Azevedo was even recognized personally by the mayor of Antwerp, Belgium for his work during the V-bombing of the city, which ended in 1945. 2,448 German V-1 flying bombs were launched at Antwerp, killing over 6,000 Belgians. Indeed, Azevedo’s impact was felt worldwide, but nowhere was his presence and involvement more respected than in his hometown here in Patterson.
In fact, we owe much to Mr. Azevedo. Hundreds of city trees were planted as a result of the Beautification Committee that he originally formed, and he is responsible for the preservation of the cities’ downtown Center Building museum and many of the artifacts that reside in it.
Azevedo was proud of Patterson; it was apparent any time you talked to him. We here at the Irrigator, and many other community members, will forever remember his enthusiasm to preserve the cities’ rich history, which he was always more than happy to share. Some of our fondest memories came upon entering the Center Building museum during the annual Apricot Fiesta, where Azevedo would be seated inside, satiating our imaginations of how things were like in the “old days” of Patterson.
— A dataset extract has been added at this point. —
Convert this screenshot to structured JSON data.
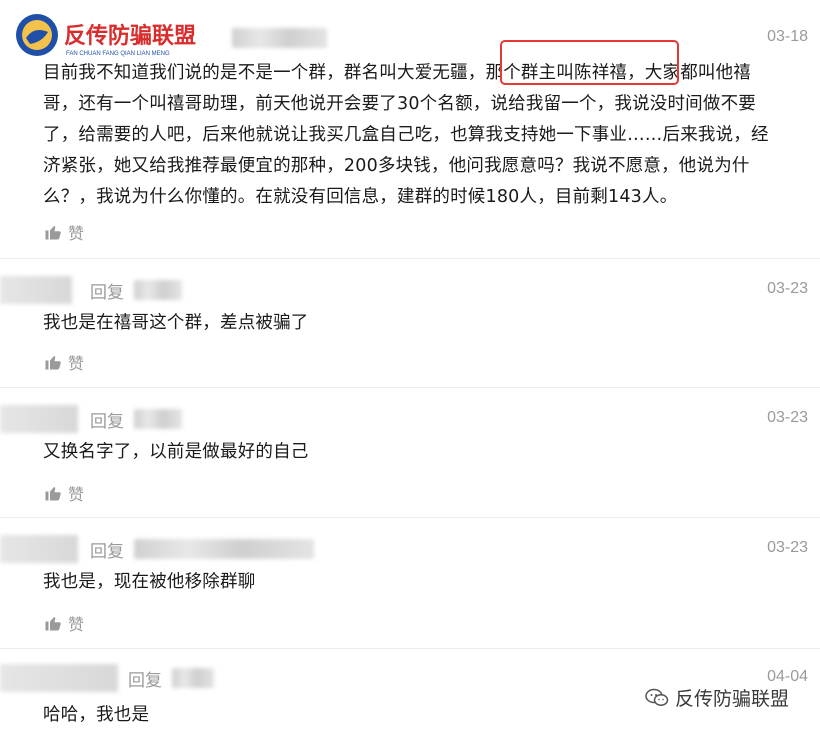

One can only hope that our city may again see the type of selfless service to the community that Azevedo embodied. He was the epitome of service above self, and to say that he set a high bar in terms of servitude to the community would be an understatement. We here at the Irrigator will miss him dearly.